■ Data section
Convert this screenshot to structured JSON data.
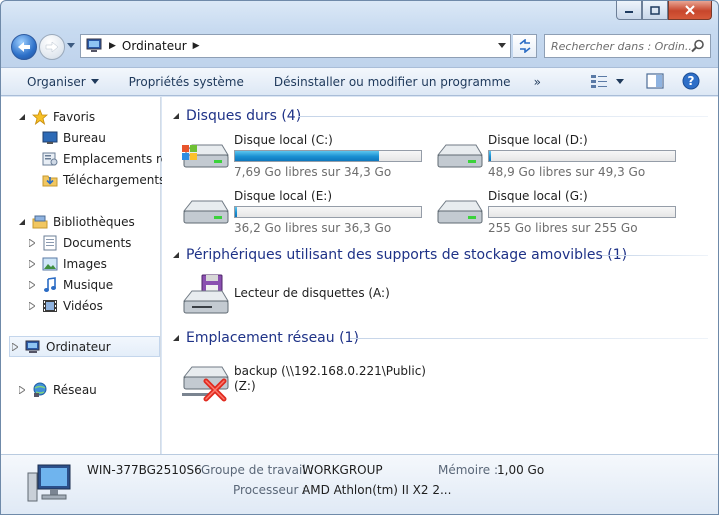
{
  "window": {
    "address_crumb": "Ordinateur",
    "search_placeholder": "Rechercher dans : Ordin..."
  },
  "toolbar": {
    "items": [
      "Organiser",
      "Propriétés système",
      "Désinstaller ou modifier un programme"
    ],
    "more_label": "»"
  },
  "nav": {
    "favorites_label": "Favoris",
    "favorites": [
      "Bureau",
      "Emplacements réce",
      "Téléchargements"
    ],
    "libraries_label": "Bibliothèques",
    "libraries": [
      "Documents",
      "Images",
      "Musique",
      "Vidéos"
    ],
    "computer_label": "Ordinateur",
    "network_label": "Réseau"
  },
  "content": {
    "hard_disks_title": "Disques durs (4)",
    "drives": [
      {
        "name": "Disque local (C:)",
        "free": "7,69 Go libres sur 34,3 Go",
        "used_fraction": 0.776,
        "icon": "windows-drive-icon"
      },
      {
        "name": "Disque local (D:)",
        "free": "48,9 Go libres sur 49,3 Go",
        "used_fraction": 0.008,
        "icon": "hard-drive-icon"
      },
      {
        "name": "Disque local (E:)",
        "free": "36,2 Go libres sur 36,3 Go",
        "used_fraction": 0.003,
        "icon": "hard-drive-icon"
      },
      {
        "name": "Disque local (G:)",
        "free": "255 Go libres sur 255 Go",
        "used_fraction": 0.0,
        "icon": "hard-drive-icon"
      }
    ],
    "removable_title": "Périphériques utilisant des supports de stockage amovibles (1)",
    "floppy_label": "Lecteur de disquettes (A:)",
    "network_title": "Emplacement réseau (1)",
    "network_drive_line1": "backup (\\\\192.168.0.221\\Public)",
    "network_drive_line2": "(Z:)"
  },
  "details": {
    "computer_name": "WIN-377BG2510S6",
    "workgroup_label": "Groupe de travail :",
    "workgroup_value": "WORKGROUP",
    "memory_label": "Mémoire :",
    "memory_value": "1,00 Go",
    "processor_label": "Processeur :",
    "processor_value": "AMD Athlon(tm) II X2 2..."
  },
  "colors": {
    "group_title": "#1e3287",
    "bar_fill": "#1a8fd2",
    "close_button": "#c7462c"
  }
}
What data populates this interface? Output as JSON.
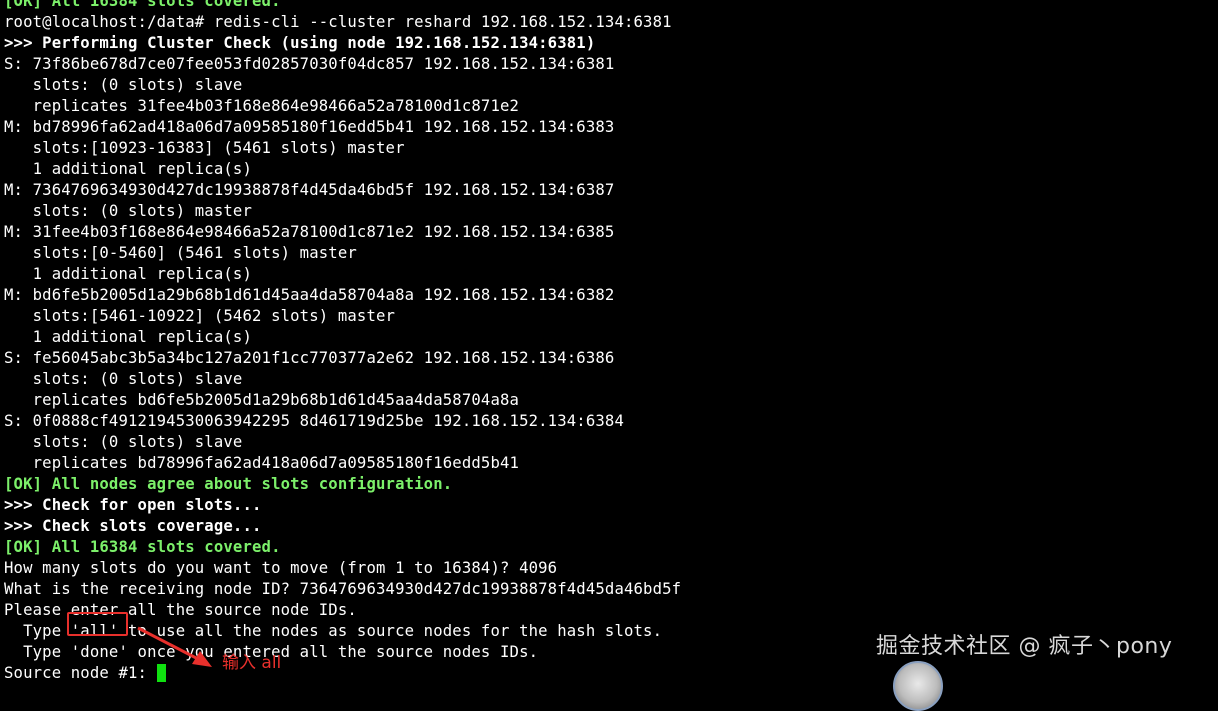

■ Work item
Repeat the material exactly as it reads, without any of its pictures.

■ Your response
Convert this screenshot to structured JSON data.
{
  "window": {
    "address_crumb": "Ordinateur",
    "search_placeholder": "Rechercher dans : Ordin..."
  },
  "toolbar": {
    "items": [
      "Organiser",
      "Propriétés système",
      "Désinstaller ou modifier un programme"
    ],
    "more_label": "»"
  },
  "nav": {
    "favorites_label": "Favoris",
    "favorites": [
      "Bureau",
      "Emplacements réce",
      "Téléchargements"
    ],
    "libraries_label": "Bibliothèques",
    "libraries": [
      "Documents",
      "Images",
      "Musique",
      "Vidéos"
    ],
    "computer_label": "Ordinateur",
    "network_label": "Réseau"
  },
  "content": {
    "hard_disks_title": "Disques durs (4)",
    "drives": [
      {
        "name": "Disque local (C:)",
        "free": "7,69 Go libres sur 34,3 Go",
        "used_fraction": 0.776,
        "icon": "windows-drive-icon"
      },
      {
        "name": "Disque local (D:)",
        "free": "48,9 Go libres sur 49,3 Go",
        "used_fraction": 0.008,
        "icon": "hard-drive-icon"
      },
      {
        "name": "Disque local (E:)",
        "free": "36,2 Go libres sur 36,3 Go",
        "used_fraction": 0.003,
        "icon": "hard-drive-icon"
      },
      {
        "name": "Disque local (G:)",
        "free": "255 Go libres sur 255 Go",
        "used_fraction": 0.0,
        "icon": "hard-drive-icon"
      }
    ],
    "removable_title": "Périphériques utilisant des supports de stockage amovibles (1)",
    "floppy_label": "Lecteur de disquettes (A:)",
    "network_title": "Emplacement réseau (1)",
    "network_drive_line1": "backup (\\\\192.168.0.221\\Public)",
    "network_drive_line2": "(Z:)"
  },
  "details": {
    "computer_name": "WIN-377BG2510S6",
    "workgroup_label": "Groupe de travail :",
    "workgroup_value": "WORKGROUP",
    "memory_label": "Mémoire :",
    "memory_value": "1,00 Go",
    "processor_label": "Processeur :",
    "processor_value": "AMD Athlon(tm) II X2 2..."
  },
  "colors": {
    "group_title": "#1e3287",
    "bar_fill": "#1a8fd2",
    "close_button": "#c7462c"
  }
}
What data populates this interface? Output as JSON.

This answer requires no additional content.